What is expected: Count the lines below that carry the word "flight". Answer with that number alone.

Information shown:
________________________

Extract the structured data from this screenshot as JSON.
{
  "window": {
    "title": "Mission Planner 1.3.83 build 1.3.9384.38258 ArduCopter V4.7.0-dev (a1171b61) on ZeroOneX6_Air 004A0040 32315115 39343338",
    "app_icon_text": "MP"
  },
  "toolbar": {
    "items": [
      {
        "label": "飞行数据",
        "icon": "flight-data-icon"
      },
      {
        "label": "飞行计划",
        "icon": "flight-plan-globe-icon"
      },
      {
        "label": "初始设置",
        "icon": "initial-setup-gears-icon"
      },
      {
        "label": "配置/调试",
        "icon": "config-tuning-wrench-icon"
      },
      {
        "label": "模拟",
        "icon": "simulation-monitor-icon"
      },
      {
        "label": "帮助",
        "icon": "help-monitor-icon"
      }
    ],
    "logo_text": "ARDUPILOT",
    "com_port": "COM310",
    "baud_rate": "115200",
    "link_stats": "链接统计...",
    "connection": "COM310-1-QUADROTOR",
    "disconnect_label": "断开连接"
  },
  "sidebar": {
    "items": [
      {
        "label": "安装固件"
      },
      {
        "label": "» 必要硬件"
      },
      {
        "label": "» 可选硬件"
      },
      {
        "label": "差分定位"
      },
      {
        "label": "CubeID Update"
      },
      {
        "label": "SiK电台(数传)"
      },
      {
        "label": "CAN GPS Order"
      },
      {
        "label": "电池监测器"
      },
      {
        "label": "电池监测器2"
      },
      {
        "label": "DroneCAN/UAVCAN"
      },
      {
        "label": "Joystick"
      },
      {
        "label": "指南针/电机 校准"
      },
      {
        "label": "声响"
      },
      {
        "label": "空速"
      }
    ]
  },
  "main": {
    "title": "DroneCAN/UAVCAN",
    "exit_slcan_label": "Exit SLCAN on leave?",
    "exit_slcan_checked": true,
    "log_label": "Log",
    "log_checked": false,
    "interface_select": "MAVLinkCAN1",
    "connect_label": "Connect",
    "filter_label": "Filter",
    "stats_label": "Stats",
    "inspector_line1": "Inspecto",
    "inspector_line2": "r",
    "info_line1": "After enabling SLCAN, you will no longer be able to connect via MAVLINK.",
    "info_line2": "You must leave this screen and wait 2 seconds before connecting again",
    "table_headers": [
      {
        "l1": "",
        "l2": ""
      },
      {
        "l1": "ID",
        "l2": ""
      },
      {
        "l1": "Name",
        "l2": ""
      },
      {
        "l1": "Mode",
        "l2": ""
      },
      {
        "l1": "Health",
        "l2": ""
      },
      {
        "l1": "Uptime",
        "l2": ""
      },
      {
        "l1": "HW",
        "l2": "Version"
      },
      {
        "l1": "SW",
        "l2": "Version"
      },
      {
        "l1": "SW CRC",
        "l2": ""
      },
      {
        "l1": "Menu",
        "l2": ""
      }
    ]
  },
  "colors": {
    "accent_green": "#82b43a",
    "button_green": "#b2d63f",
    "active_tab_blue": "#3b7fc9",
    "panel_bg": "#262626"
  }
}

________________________

Your response: 2